▶ **WHAT YOU WILL DO**:
Repeat word for word the line with "Read all visible content and emit it as JSON." and every line after it until the records below run out.

▶ **DATASET EXTRACT**:
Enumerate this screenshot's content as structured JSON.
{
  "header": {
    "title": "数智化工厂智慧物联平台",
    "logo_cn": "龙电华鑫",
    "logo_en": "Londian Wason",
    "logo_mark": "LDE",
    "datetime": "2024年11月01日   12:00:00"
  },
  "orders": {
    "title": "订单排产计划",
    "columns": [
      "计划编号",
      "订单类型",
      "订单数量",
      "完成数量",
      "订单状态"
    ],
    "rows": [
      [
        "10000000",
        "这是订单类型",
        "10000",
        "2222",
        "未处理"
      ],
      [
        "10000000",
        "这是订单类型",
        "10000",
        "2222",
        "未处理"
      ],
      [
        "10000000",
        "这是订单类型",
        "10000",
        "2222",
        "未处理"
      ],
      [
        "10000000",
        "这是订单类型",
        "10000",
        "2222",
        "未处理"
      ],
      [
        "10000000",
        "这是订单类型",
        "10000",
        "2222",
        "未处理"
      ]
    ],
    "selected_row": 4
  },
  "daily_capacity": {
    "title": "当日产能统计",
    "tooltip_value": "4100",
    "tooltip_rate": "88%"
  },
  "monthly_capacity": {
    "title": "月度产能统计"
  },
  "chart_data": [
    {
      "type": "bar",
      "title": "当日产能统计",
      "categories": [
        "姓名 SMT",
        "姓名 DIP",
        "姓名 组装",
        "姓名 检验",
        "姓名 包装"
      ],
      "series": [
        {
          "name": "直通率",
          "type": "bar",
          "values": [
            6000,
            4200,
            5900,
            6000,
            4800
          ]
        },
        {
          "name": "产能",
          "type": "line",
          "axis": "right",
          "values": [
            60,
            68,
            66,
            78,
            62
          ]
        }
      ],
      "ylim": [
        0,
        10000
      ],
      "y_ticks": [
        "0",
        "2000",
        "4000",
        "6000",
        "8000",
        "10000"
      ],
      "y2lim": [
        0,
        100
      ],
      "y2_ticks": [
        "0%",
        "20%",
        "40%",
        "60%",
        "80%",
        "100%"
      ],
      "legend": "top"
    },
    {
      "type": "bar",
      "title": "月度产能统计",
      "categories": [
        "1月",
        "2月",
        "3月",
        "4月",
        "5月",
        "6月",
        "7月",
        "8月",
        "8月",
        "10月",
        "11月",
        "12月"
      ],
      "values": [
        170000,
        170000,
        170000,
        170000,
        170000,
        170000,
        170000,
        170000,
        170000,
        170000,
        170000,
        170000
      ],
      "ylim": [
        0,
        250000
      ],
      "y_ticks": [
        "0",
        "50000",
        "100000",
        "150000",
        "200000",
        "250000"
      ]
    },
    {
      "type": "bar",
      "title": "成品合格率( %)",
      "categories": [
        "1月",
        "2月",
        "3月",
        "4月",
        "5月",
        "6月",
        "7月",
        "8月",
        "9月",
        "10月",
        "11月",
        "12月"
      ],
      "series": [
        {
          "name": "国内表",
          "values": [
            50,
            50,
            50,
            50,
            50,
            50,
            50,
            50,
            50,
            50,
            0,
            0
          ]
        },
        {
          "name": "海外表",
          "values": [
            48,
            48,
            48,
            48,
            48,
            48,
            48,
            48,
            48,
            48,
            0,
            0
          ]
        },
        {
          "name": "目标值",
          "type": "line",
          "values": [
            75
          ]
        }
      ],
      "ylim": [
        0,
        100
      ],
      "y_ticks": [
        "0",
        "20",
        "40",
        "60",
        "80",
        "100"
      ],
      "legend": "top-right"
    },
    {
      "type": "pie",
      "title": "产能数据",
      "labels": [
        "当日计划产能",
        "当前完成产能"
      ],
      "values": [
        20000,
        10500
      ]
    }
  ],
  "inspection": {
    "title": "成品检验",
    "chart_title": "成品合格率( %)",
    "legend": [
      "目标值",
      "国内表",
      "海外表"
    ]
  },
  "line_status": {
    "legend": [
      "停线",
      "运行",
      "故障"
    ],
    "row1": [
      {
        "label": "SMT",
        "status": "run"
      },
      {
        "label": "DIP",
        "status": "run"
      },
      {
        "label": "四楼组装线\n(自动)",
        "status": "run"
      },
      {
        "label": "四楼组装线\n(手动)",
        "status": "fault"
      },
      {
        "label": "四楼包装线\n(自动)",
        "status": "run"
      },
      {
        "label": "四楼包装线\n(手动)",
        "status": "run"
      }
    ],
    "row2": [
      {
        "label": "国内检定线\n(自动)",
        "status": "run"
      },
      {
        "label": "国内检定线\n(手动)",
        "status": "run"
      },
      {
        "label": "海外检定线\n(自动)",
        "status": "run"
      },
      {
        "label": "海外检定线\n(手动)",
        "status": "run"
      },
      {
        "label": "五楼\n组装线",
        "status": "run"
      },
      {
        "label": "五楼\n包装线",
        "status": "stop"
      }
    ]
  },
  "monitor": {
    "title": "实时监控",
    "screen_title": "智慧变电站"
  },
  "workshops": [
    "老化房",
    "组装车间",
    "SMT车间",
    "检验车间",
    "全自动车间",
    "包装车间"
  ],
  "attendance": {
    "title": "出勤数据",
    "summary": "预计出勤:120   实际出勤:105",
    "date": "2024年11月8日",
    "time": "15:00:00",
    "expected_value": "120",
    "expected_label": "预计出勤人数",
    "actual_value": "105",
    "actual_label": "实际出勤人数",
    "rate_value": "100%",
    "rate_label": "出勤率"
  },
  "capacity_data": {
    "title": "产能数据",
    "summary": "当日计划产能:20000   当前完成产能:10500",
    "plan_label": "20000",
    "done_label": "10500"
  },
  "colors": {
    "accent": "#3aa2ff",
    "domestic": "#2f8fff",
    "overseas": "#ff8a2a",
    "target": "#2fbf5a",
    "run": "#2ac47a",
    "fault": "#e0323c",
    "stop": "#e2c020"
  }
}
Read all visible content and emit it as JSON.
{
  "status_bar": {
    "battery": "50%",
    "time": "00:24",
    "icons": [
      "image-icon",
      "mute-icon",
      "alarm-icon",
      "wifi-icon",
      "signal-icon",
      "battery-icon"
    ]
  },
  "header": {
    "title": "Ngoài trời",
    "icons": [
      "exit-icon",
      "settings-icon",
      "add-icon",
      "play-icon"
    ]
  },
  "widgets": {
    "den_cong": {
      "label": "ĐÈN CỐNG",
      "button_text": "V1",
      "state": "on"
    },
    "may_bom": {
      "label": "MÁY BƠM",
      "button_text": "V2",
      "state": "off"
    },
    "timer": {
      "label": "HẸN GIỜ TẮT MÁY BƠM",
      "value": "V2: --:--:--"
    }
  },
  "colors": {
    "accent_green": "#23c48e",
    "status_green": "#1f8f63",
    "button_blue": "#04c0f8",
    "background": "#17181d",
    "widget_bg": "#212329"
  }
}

▶ **RESULT OF THIS EXERCISE**:
Read all visible content and emit it as JSON.
{
  "status_bar": {
    "battery": "50%",
    "time": "00:24",
    "icons": [
      "image-icon",
      "mute-icon",
      "alarm-icon",
      "wifi-icon",
      "signal-icon",
      "battery-icon"
    ]
  },
  "header": {
    "title": "Ngoài trời",
    "icons": [
      "exit-icon",
      "settings-icon",
      "add-icon",
      "play-icon"
    ]
  },
  "widgets": {
    "den_cong": {
      "label": "ĐÈN CỐNG",
      "button_text": "V1",
      "state": "on"
    },
    "may_bom": {
      "label": "MÁY BƠM",
      "button_text": "V2",
      "state": "off"
    },
    "timer": {
      "label": "HẸN GIỜ TẮT MÁY BƠM",
      "value": "V2: --:--:--"
    }
  },
  "colors": {
    "accent_green": "#23c48e",
    "status_green": "#1f8f63",
    "button_blue": "#04c0f8",
    "background": "#17181d",
    "widget_bg": "#212329"
  }
}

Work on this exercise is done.